-- Data for analysis follows --

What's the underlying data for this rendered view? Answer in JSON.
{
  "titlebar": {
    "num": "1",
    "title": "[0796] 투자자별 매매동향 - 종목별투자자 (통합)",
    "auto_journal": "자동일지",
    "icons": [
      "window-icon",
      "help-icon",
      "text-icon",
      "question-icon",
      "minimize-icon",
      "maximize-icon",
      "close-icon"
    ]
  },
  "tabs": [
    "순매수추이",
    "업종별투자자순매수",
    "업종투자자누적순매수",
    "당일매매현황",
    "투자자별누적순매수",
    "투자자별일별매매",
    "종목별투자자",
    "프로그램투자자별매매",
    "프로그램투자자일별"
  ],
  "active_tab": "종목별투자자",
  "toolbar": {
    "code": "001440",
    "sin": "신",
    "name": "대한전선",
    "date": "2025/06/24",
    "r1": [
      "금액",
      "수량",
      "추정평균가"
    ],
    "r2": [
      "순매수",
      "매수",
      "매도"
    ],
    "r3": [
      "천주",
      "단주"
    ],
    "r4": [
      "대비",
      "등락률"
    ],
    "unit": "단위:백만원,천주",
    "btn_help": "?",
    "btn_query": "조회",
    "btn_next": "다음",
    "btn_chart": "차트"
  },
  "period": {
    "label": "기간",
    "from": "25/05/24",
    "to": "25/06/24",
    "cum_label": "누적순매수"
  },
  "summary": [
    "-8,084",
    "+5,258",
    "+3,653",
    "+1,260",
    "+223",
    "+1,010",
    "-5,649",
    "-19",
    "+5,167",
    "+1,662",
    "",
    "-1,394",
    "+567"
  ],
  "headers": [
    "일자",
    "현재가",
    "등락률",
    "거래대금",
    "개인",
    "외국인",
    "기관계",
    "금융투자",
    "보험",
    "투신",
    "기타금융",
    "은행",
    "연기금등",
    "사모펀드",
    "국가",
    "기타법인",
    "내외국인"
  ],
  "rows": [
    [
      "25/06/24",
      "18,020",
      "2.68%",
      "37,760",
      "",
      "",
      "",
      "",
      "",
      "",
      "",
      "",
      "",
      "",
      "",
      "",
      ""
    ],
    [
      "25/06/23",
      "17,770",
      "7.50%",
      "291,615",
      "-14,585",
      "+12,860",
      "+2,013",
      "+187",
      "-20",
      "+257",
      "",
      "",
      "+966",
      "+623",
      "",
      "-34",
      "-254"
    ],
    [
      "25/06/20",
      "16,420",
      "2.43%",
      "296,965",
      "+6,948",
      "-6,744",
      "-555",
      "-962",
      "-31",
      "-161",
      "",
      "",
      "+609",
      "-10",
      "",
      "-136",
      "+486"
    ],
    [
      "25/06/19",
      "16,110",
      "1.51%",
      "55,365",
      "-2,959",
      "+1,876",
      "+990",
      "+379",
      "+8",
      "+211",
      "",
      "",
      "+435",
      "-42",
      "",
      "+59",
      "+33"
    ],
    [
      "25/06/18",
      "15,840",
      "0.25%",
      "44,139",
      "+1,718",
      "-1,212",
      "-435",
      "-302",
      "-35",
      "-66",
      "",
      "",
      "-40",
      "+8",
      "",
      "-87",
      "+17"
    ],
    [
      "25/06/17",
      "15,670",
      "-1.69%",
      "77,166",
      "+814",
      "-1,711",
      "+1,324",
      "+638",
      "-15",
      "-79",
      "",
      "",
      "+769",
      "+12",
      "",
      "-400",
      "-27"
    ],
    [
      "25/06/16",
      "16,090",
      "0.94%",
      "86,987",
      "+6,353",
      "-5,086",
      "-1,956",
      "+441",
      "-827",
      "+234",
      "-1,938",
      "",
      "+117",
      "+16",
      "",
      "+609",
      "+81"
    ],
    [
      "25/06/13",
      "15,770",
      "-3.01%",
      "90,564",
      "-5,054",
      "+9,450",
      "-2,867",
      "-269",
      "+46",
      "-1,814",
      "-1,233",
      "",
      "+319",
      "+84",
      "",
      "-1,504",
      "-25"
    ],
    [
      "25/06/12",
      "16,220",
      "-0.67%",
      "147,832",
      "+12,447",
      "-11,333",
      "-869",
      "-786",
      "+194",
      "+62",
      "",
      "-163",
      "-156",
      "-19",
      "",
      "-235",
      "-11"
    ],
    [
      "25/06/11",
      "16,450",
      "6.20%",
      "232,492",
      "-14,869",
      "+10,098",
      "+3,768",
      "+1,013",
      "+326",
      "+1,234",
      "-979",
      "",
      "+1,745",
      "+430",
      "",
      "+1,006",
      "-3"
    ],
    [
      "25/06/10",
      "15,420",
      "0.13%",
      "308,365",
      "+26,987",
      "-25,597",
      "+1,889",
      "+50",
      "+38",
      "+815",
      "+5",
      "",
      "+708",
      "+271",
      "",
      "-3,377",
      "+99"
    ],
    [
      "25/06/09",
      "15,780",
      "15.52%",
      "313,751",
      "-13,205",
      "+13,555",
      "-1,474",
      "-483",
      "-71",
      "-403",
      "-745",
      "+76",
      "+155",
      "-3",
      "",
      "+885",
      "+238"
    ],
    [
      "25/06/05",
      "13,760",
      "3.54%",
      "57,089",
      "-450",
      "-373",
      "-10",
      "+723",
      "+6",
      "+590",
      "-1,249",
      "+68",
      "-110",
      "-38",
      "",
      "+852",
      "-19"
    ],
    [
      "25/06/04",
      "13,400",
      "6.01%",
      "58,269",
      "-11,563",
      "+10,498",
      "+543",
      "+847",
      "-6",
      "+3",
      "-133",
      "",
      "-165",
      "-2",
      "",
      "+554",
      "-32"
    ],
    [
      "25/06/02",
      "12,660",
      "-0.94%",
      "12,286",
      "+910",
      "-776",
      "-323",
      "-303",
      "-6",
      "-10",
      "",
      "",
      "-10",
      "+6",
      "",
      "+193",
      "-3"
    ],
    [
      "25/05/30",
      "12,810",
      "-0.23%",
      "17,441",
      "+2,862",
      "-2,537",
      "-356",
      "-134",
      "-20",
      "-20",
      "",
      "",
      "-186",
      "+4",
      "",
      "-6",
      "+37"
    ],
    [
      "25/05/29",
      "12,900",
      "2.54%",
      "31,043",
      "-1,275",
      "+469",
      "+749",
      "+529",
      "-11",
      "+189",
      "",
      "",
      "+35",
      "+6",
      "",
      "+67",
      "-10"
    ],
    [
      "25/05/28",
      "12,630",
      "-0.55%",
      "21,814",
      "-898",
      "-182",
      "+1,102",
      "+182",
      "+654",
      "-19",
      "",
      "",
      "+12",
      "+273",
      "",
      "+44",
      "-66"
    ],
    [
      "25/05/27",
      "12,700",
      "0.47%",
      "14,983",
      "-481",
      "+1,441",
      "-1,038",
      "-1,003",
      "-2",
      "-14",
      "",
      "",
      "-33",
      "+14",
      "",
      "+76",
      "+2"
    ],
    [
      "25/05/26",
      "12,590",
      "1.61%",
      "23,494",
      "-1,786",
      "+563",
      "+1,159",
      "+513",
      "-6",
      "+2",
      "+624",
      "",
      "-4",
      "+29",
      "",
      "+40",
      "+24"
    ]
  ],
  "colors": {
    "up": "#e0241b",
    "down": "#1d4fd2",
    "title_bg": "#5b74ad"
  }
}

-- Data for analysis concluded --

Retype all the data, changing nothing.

What's the underlying data for this rendered view? Answer in JSON.
{
  "titlebar": {
    "num": "1",
    "title": "[0796] 투자자별 매매동향 - 종목별투자자 (통합)",
    "auto_journal": "자동일지",
    "icons": [
      "window-icon",
      "help-icon",
      "text-icon",
      "question-icon",
      "minimize-icon",
      "maximize-icon",
      "close-icon"
    ]
  },
  "tabs": [
    "순매수추이",
    "업종별투자자순매수",
    "업종투자자누적순매수",
    "당일매매현황",
    "투자자별누적순매수",
    "투자자별일별매매",
    "종목별투자자",
    "프로그램투자자별매매",
    "프로그램투자자일별"
  ],
  "active_tab": "종목별투자자",
  "toolbar": {
    "code": "001440",
    "sin": "신",
    "name": "대한전선",
    "date": "2025/06/24",
    "r1": [
      "금액",
      "수량",
      "추정평균가"
    ],
    "r2": [
      "순매수",
      "매수",
      "매도"
    ],
    "r3": [
      "천주",
      "단주"
    ],
    "r4": [
      "대비",
      "등락률"
    ],
    "unit": "단위:백만원,천주",
    "btn_help": "?",
    "btn_query": "조회",
    "btn_next": "다음",
    "btn_chart": "차트"
  },
  "period": {
    "label": "기간",
    "from": "25/05/24",
    "to": "25/06/24",
    "cum_label": "누적순매수"
  },
  "summary": [
    "-8,084",
    "+5,258",
    "+3,653",
    "+1,260",
    "+223",
    "+1,010",
    "-5,649",
    "-19",
    "+5,167",
    "+1,662",
    "",
    "-1,394",
    "+567"
  ],
  "headers": [
    "일자",
    "현재가",
    "등락률",
    "거래대금",
    "개인",
    "외국인",
    "기관계",
    "금융투자",
    "보험",
    "투신",
    "기타금융",
    "은행",
    "연기금등",
    "사모펀드",
    "국가",
    "기타법인",
    "내외국인"
  ],
  "rows": [
    [
      "25/06/24",
      "18,020",
      "2.68%",
      "37,760",
      "",
      "",
      "",
      "",
      "",
      "",
      "",
      "",
      "",
      "",
      "",
      "",
      ""
    ],
    [
      "25/06/23",
      "17,770",
      "7.50%",
      "291,615",
      "-14,585",
      "+12,860",
      "+2,013",
      "+187",
      "-20",
      "+257",
      "",
      "",
      "+966",
      "+623",
      "",
      "-34",
      "-254"
    ],
    [
      "25/06/20",
      "16,420",
      "2.43%",
      "296,965",
      "+6,948",
      "-6,744",
      "-555",
      "-962",
      "-31",
      "-161",
      "",
      "",
      "+609",
      "-10",
      "",
      "-136",
      "+486"
    ],
    [
      "25/06/19",
      "16,110",
      "1.51%",
      "55,365",
      "-2,959",
      "+1,876",
      "+990",
      "+379",
      "+8",
      "+211",
      "",
      "",
      "+435",
      "-42",
      "",
      "+59",
      "+33"
    ],
    [
      "25/06/18",
      "15,840",
      "0.25%",
      "44,139",
      "+1,718",
      "-1,212",
      "-435",
      "-302",
      "-35",
      "-66",
      "",
      "",
      "-40",
      "+8",
      "",
      "-87",
      "+17"
    ],
    [
      "25/06/17",
      "15,670",
      "-1.69%",
      "77,166",
      "+814",
      "-1,711",
      "+1,324",
      "+638",
      "-15",
      "-79",
      "",
      "",
      "+769",
      "+12",
      "",
      "-400",
      "-27"
    ],
    [
      "25/06/16",
      "16,090",
      "0.94%",
      "86,987",
      "+6,353",
      "-5,086",
      "-1,956",
      "+441",
      "-827",
      "+234",
      "-1,938",
      "",
      "+117",
      "+16",
      "",
      "+609",
      "+81"
    ],
    [
      "25/06/13",
      "15,770",
      "-3.01%",
      "90,564",
      "-5,054",
      "+9,450",
      "-2,867",
      "-269",
      "+46",
      "-1,814",
      "-1,233",
      "",
      "+319",
      "+84",
      "",
      "-1,504",
      "-25"
    ],
    [
      "25/06/12",
      "16,220",
      "-0.67%",
      "147,832",
      "+12,447",
      "-11,333",
      "-869",
      "-786",
      "+194",
      "+62",
      "",
      "-163",
      "-156",
      "-19",
      "",
      "-235",
      "-11"
    ],
    [
      "25/06/11",
      "16,450",
      "6.20%",
      "232,492",
      "-14,869",
      "+10,098",
      "+3,768",
      "+1,013",
      "+326",
      "+1,234",
      "-979",
      "",
      "+1,745",
      "+430",
      "",
      "+1,006",
      "-3"
    ],
    [
      "25/06/10",
      "15,420",
      "0.13%",
      "308,365",
      "+26,987",
      "-25,597",
      "+1,889",
      "+50",
      "+38",
      "+815",
      "+5",
      "",
      "+708",
      "+271",
      "",
      "-3,377",
      "+99"
    ],
    [
      "25/06/09",
      "15,780",
      "15.52%",
      "313,751",
      "-13,205",
      "+13,555",
      "-1,474",
      "-483",
      "-71",
      "-403",
      "-745",
      "+76",
      "+155",
      "-3",
      "",
      "+885",
      "+238"
    ],
    [
      "25/06/05",
      "13,760",
      "3.54%",
      "57,089",
      "-450",
      "-373",
      "-10",
      "+723",
      "+6",
      "+590",
      "-1,249",
      "+68",
      "-110",
      "-38",
      "",
      "+852",
      "-19"
    ],
    [
      "25/06/04",
      "13,400",
      "6.01%",
      "58,269",
      "-11,563",
      "+10,498",
      "+543",
      "+847",
      "-6",
      "+3",
      "-133",
      "",
      "-165",
      "-2",
      "",
      "+554",
      "-32"
    ],
    [
      "25/06/02",
      "12,660",
      "-0.94%",
      "12,286",
      "+910",
      "-776",
      "-323",
      "-303",
      "-6",
      "-10",
      "",
      "",
      "-10",
      "+6",
      "",
      "+193",
      "-3"
    ],
    [
      "25/05/30",
      "12,810",
      "-0.23%",
      "17,441",
      "+2,862",
      "-2,537",
      "-356",
      "-134",
      "-20",
      "-20",
      "",
      "",
      "-186",
      "+4",
      "",
      "-6",
      "+37"
    ],
    [
      "25/05/29",
      "12,900",
      "2.54%",
      "31,043",
      "-1,275",
      "+469",
      "+749",
      "+529",
      "-11",
      "+189",
      "",
      "",
      "+35",
      "+6",
      "",
      "+67",
      "-10"
    ],
    [
      "25/05/28",
      "12,630",
      "-0.55%",
      "21,814",
      "-898",
      "-182",
      "+1,102",
      "+182",
      "+654",
      "-19",
      "",
      "",
      "+12",
      "+273",
      "",
      "+44",
      "-66"
    ],
    [
      "25/05/27",
      "12,700",
      "0.47%",
      "14,983",
      "-481",
      "+1,441",
      "-1,038",
      "-1,003",
      "-2",
      "-14",
      "",
      "",
      "-33",
      "+14",
      "",
      "+76",
      "+2"
    ],
    [
      "25/05/26",
      "12,590",
      "1.61%",
      "23,494",
      "-1,786",
      "+563",
      "+1,159",
      "+513",
      "-6",
      "+2",
      "+624",
      "",
      "-4",
      "+29",
      "",
      "+40",
      "+24"
    ]
  ],
  "colors": {
    "up": "#e0241b",
    "down": "#1d4fd2",
    "title_bg": "#5b74ad"
  }
}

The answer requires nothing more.